Sherlock, which premieres the first of three delightful 90-minute movies on PBS this Sunday (check local schedules), is the brainchild of Steven Moffat (perpetrator of the latest series of Doctor Who as well as an acclaimed updating of Jekyll several years ago) — and it's wonderful brain candy. The twist: This Sherlock is operating in the 21st century, and while he's still at 221B Baker Street, times have changed — although Holmes himself remains as prickly, mercurial and maddening as ever.
Benedict Cumberbatch (a name out of Dickens, no?) is the new Sherlock, and he cuts a dashing and boyishly impulsive figure, as he tackles baroque and exotic cases with the assistance of a droll ex-Army Dr. John Watson (Martin Freeman of the original The Office), who's got a bit of PTSD going on as he chronicles their exploits in a blog. (Holmes maintains a "Science of Deduction" website and would rather text than socially interact with others.)
Like another masterful British detective on display this month, BBC America's tormented Luther, Holmes' quirks create a ripple of unease and suspicion among his colleagues. When a resentful local detective describes Holmes as a psychopath, the canny consultant begs to differ. "I'm a high-functioning sociopath. Do your research!" The assumption is understandable, given that we see him at one memorable point shooting holes in his drawing-room wall, out of sheer boredom.
"Dear God, what is it like in your funny little brains? It must be so boring," laments the modern Sherlock as he plies his deductive trade, texting and googling addictively. Sherlock fabulously takes us inside Holmes' legendary mind, as clues and symbols materialize in the air, Beautiful Mind-style.
His mental acuity and arrogance are a source of frequent astonishment and occasional embarrassment to Watson. Their adventures are never boring. Clever and harrowing, but also often hilarious, the stories move us ever closer to a fateful encounter with Holmes' arch-nemesis Moriarty. Some things never change.
Sherlock is the rare reinvention that's likely to enchant purists as well as those yearning for a new look at an old favorite. Should you bookmark it now on your DVR? The answer, my dear reader and viewer, is elementary.

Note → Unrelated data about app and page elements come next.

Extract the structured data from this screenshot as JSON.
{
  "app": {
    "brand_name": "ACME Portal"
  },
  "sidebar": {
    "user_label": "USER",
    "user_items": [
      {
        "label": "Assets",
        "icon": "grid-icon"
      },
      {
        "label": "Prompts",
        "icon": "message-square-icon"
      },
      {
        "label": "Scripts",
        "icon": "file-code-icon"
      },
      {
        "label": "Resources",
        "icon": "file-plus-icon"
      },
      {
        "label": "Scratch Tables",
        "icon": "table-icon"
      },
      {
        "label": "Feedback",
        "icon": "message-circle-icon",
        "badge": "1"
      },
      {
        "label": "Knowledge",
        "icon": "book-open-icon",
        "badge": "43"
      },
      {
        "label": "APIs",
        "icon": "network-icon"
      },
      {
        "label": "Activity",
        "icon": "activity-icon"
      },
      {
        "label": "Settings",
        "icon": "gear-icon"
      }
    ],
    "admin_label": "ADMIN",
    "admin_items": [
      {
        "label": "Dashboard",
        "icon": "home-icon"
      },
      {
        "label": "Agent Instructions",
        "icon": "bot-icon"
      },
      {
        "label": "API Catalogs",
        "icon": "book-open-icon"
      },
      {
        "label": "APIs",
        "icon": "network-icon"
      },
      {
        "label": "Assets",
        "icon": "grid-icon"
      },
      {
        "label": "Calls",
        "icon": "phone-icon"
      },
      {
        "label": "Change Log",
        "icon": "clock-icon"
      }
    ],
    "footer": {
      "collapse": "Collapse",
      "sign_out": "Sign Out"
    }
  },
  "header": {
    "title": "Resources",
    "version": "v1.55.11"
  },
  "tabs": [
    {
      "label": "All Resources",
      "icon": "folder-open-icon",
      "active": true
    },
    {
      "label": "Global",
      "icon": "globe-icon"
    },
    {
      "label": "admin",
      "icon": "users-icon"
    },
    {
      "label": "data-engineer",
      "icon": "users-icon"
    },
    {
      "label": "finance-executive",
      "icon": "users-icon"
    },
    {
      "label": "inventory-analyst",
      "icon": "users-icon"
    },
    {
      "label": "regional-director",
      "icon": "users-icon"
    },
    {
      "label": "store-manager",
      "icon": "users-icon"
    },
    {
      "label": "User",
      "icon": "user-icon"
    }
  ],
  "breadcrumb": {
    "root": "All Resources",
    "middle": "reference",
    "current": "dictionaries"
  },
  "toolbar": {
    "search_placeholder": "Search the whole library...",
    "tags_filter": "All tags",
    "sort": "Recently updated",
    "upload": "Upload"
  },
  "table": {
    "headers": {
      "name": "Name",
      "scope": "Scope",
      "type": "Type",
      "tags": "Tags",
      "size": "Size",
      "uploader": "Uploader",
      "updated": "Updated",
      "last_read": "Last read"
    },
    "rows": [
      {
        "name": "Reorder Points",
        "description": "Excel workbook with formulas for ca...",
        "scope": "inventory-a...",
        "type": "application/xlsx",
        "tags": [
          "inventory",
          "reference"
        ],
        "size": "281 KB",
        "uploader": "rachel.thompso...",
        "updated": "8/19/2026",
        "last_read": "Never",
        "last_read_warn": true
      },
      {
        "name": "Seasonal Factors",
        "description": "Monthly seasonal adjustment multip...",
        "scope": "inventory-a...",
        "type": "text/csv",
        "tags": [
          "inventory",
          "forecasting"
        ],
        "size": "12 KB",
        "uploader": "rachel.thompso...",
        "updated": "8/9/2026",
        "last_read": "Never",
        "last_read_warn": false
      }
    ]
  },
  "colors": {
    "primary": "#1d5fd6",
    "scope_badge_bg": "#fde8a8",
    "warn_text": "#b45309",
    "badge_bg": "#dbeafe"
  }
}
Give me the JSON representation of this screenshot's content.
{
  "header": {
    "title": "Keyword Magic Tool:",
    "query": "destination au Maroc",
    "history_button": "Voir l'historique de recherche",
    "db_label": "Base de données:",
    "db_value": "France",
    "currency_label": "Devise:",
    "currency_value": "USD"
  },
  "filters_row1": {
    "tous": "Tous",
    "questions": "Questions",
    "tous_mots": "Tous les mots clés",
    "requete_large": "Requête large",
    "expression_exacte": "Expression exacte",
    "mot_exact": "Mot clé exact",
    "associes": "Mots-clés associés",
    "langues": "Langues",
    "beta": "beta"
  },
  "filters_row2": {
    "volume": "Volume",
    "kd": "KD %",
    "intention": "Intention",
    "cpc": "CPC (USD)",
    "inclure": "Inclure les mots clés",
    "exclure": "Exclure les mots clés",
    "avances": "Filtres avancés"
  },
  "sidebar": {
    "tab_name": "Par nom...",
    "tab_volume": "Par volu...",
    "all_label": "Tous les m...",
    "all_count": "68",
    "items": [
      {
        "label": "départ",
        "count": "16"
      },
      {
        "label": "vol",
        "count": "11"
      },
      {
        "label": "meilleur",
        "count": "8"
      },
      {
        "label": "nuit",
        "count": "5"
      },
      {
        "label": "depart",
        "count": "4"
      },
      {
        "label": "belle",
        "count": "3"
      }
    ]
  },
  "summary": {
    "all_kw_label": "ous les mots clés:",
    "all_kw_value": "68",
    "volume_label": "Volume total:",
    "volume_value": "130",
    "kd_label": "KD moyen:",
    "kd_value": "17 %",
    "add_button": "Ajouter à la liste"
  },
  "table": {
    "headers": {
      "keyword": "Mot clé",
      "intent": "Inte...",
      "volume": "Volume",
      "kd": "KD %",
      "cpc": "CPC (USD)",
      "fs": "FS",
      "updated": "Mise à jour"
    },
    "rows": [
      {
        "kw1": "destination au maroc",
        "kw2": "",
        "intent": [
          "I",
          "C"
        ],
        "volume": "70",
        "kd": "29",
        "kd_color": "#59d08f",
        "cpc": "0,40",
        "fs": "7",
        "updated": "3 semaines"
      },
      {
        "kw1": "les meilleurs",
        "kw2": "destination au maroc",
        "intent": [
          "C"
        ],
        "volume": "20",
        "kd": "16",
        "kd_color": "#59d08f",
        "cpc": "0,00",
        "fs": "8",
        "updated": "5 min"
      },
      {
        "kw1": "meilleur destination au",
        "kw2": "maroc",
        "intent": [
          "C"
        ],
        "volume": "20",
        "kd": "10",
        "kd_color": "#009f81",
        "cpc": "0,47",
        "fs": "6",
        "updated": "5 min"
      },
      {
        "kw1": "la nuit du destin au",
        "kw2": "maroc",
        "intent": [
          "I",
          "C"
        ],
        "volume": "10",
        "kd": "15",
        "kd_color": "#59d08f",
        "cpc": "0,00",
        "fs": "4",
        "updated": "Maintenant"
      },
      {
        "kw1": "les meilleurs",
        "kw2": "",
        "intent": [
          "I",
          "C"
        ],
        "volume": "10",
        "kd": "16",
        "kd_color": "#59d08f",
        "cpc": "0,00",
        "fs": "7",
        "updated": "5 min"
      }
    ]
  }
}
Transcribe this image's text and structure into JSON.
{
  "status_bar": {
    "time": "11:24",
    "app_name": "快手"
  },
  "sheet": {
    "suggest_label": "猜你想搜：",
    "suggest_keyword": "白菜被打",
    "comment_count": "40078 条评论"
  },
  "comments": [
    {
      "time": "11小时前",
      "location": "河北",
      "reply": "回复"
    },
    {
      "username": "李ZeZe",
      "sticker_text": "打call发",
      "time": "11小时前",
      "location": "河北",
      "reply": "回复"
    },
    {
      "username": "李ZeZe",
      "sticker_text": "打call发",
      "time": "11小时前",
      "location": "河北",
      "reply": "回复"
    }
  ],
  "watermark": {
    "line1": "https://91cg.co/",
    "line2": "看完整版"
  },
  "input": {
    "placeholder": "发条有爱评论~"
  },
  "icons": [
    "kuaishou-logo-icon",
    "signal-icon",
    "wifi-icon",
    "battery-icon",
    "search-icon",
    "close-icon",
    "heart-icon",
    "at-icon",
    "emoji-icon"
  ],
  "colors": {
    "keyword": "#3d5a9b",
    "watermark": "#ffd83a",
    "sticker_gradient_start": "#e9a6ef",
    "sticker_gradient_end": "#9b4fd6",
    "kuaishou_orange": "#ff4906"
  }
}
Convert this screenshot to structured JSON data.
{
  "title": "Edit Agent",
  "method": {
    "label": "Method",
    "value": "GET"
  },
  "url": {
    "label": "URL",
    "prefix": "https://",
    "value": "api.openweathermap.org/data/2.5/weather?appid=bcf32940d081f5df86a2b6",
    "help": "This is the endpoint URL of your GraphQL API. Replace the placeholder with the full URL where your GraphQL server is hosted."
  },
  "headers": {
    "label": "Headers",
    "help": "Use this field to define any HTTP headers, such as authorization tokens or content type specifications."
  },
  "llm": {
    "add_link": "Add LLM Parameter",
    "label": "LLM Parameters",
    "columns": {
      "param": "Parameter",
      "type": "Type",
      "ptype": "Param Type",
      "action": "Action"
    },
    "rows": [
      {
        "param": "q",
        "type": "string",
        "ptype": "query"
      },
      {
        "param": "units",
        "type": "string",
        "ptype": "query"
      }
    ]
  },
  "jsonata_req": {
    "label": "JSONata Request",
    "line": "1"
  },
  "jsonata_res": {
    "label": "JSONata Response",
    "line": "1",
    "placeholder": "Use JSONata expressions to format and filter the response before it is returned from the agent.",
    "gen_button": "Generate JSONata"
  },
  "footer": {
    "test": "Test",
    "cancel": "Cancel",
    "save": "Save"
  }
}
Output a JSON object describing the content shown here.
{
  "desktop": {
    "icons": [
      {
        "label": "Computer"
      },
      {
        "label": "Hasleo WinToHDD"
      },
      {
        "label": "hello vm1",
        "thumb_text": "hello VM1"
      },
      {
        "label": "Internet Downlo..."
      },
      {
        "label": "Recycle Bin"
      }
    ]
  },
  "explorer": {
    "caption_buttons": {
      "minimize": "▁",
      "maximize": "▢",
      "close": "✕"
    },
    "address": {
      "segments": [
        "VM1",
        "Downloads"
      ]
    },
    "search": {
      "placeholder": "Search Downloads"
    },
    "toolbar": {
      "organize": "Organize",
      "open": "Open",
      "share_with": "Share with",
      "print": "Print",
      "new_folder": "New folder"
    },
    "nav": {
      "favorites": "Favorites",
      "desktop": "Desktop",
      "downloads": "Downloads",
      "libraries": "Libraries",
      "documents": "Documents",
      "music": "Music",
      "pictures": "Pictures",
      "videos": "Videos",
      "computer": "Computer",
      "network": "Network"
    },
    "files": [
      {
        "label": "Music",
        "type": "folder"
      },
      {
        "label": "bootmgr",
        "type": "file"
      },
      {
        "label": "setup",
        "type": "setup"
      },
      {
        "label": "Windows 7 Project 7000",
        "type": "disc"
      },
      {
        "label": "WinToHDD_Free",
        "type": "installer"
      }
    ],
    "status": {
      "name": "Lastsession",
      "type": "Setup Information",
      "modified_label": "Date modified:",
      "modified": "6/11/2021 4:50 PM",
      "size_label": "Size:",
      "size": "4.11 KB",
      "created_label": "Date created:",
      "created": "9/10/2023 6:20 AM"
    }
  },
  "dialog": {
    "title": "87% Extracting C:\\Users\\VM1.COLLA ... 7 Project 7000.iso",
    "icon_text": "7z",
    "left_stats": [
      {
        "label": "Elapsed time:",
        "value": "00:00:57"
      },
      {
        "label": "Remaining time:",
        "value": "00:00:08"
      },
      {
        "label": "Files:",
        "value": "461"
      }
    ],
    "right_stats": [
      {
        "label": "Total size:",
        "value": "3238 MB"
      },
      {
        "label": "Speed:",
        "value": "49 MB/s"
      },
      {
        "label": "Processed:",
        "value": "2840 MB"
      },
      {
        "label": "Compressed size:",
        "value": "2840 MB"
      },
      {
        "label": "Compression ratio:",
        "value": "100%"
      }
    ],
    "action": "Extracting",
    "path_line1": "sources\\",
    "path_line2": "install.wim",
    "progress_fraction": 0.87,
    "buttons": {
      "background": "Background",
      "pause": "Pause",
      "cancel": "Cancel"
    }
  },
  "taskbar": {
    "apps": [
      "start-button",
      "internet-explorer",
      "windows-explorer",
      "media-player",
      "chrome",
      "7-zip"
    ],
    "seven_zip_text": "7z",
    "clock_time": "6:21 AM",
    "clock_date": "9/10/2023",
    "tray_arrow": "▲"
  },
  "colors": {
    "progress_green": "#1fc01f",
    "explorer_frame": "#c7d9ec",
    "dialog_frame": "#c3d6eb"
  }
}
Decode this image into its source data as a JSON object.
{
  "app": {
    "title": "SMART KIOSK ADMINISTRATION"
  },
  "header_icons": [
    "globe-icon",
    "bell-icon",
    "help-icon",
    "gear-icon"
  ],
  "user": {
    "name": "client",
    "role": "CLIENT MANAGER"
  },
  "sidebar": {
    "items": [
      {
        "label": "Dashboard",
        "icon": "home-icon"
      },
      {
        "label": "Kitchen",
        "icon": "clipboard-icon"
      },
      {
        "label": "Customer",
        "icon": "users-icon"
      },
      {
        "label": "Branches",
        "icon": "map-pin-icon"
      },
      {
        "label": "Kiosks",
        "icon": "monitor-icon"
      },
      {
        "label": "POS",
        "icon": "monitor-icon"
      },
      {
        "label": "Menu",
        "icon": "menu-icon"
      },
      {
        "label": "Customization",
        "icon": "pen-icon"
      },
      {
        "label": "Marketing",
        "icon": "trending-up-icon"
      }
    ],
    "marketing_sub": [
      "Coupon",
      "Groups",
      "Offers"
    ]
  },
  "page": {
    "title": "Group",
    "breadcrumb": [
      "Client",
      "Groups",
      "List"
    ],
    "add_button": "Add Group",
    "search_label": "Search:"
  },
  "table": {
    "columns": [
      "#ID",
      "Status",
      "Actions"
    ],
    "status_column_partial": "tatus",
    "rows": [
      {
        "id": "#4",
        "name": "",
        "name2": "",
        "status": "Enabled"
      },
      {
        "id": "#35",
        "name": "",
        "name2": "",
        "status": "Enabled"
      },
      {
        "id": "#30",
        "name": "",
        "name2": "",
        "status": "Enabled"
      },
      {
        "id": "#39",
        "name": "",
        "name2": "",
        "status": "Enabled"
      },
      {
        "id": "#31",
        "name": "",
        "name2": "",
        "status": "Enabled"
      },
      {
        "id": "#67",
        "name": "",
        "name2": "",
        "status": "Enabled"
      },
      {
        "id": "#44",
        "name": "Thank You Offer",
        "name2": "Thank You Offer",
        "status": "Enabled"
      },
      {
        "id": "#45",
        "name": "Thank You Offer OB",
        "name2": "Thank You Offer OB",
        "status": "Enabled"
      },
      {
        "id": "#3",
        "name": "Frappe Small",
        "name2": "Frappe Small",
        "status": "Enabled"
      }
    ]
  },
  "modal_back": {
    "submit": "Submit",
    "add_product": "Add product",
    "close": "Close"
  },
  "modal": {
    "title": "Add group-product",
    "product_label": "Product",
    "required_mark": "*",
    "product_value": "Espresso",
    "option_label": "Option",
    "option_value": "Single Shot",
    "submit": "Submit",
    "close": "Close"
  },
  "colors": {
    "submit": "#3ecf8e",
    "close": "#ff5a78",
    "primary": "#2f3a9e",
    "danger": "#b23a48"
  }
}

Sherlock premieres Sunday, 9/8c (check local schedules), on PBS' Masterpiece Mystery!
Subscribe to TV Guide Magazine now!